Deepwater still has a few hurdlesAfter CRMC vote (if approved)
Four agencies — two state and two federal — will have the final say on whether the Deepwater Wind project moves into the construction phase.
It was announced last week that the state Coastal Resources Management Council (CRMC) may make its final vote on the project at a May 13 meeting (it has 45 days after the meeting to cast its vote). According to Deepwater Wind CEO Jeff Grybowski, that will be the final vote the CRMC will make on the matter.
The state Department of Environmental Management (DEM) is the other state agency that must approve the project.
If the Block Island Wind Farm is given the go-ahead by the CRMC and the DEM, the permitting process will move to the federal level, according to Grybowski.
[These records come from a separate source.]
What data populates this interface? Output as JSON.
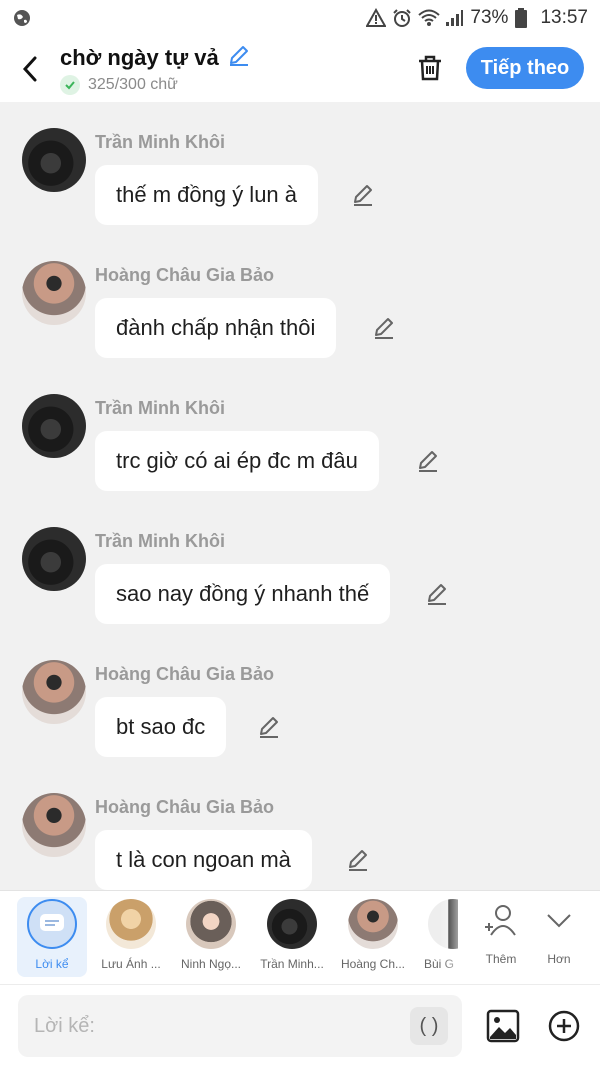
{
  "status_bar": {
    "battery_percent": "73%",
    "time": "13:57",
    "icons": [
      "globe-icon",
      "alert-icon",
      "alarm-icon",
      "wifi-icon",
      "signal-icon",
      "battery-icon"
    ]
  },
  "header": {
    "title": "chờ ngày tự vả",
    "char_count": "325/300 chữ",
    "next_label": "Tiếp theo",
    "accent_color": "#3d8cf0"
  },
  "messages": [
    {
      "sender": "Trần Minh Khôi",
      "text": "thế m đồng ý lun à"
    },
    {
      "sender": "Hoàng Châu Gia Bảo",
      "text": "đành chấp nhận thôi"
    },
    {
      "sender": "Trần Minh Khôi",
      "text": "trc giờ có ai ép đc m đâu"
    },
    {
      "sender": "Trần Minh Khôi",
      "text": "sao nay đồng ý nhanh thế"
    },
    {
      "sender": "Hoàng Châu Gia Bảo",
      "text": "bt sao đc"
    },
    {
      "sender": "Hoàng Châu Gia Bảo",
      "text": "t là con ngoan mà"
    }
  ],
  "characters": [
    {
      "label": "Lời kể",
      "selected": true
    },
    {
      "label": "Lưu Ánh ..."
    },
    {
      "label": "Ninh Ngọ..."
    },
    {
      "label": "Trần Minh..."
    },
    {
      "label": "Hoàng Ch..."
    },
    {
      "label": "Bùi G"
    }
  ],
  "tools": {
    "add_label": "Thêm",
    "more_label": "Hơn"
  },
  "input": {
    "placeholder": "Lời kể:",
    "paren_label": "( )"
  }
}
“The CRMC [vote] is a prerequisite to the federal steps of the permitting process,” said Grybowski.
The Army Corps of Engineers oversees the entire wind farm, said Grybowski. It is currently reviewing Deepwater’s 10,000-page environmental report. Grybowski said the Army Corps has all the information and documentation it needs to make a decision. It is not known when the Army Corps will issue its permit (pending the CRMC vote), Grybowski said.
“We are in federal waters, and they must issue an individual permit,” said Grybowski of the Army Corps.
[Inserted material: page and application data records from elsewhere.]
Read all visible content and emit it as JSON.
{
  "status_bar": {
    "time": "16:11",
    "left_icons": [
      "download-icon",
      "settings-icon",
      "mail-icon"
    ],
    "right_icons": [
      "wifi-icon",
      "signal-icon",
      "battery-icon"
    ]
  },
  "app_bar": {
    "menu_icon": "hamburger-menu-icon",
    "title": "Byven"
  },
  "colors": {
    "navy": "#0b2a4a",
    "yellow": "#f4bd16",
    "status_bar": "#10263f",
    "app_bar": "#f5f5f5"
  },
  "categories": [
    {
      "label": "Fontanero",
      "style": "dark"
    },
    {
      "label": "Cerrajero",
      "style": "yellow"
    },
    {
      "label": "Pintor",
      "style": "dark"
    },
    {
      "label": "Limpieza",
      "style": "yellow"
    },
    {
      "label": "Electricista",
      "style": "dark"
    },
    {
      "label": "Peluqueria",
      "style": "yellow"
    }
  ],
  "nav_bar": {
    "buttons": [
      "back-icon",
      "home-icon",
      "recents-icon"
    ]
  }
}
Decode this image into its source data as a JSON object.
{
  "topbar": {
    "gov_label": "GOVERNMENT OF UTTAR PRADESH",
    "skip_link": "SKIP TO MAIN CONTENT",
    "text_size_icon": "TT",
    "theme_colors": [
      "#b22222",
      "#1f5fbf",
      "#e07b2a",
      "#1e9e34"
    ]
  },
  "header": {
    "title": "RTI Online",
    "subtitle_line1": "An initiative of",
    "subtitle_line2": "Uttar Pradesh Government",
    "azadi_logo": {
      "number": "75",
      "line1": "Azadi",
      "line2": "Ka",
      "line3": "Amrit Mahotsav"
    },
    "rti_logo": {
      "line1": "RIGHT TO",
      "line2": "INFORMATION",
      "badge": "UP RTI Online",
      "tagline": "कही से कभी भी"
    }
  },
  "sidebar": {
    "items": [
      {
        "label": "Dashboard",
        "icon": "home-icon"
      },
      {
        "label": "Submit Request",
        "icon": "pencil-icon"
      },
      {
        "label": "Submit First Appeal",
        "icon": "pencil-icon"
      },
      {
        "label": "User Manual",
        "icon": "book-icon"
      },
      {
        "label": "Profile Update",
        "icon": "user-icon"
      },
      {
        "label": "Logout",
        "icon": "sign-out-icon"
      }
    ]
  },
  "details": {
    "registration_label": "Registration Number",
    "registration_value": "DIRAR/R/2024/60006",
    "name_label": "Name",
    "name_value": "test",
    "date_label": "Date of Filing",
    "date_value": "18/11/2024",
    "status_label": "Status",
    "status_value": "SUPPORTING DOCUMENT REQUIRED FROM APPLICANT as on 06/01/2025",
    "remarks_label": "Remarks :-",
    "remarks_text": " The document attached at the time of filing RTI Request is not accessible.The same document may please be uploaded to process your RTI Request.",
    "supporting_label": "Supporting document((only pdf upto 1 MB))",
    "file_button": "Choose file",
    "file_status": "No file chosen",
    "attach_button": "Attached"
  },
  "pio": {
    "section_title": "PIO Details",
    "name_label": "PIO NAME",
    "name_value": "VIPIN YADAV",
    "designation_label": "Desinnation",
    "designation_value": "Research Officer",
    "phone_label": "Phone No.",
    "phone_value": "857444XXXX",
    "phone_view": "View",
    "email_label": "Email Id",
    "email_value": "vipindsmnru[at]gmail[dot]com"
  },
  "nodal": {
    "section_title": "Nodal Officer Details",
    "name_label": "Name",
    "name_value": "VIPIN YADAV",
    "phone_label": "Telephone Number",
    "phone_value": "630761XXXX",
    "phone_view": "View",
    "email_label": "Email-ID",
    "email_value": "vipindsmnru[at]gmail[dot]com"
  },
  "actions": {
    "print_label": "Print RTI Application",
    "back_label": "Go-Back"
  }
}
The other federal agency, the Bureau of Ocean Energy Management (BOEM), has a narrower purview, according to Grybowski. The BOEM must issue a “right of way” permit because nine miles of the transmission cable that will connect Block Island to the mainland is in international waters. (The CRMC has jurisdiction over the remaining three miles.)
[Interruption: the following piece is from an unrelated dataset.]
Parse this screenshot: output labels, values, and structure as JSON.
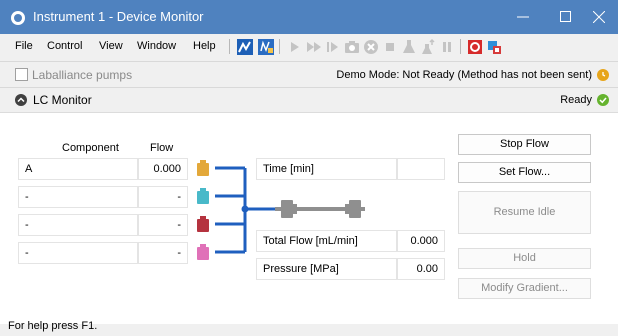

“The BOEM will act roughly at the same time as the Army Corps,” said Grybowski, again adding that he was not sure when a decision might be made.
In related news, Grybowski said that the fifteen blades needed for the five turbines have been delivered in Denmark. As to where the turbines will be built, Grybowski said that although the final turbines will be assembled here, sections of the turbines will be constructed elsewhere.
“A variety of components will be brought in from the Gulf of Mexico, some from Europe and other components will go to a port here in Rhode Island – [turbine components will be] assembled in a variety of places,” Grybowski said.
Construction is scheduled to begin in 2015.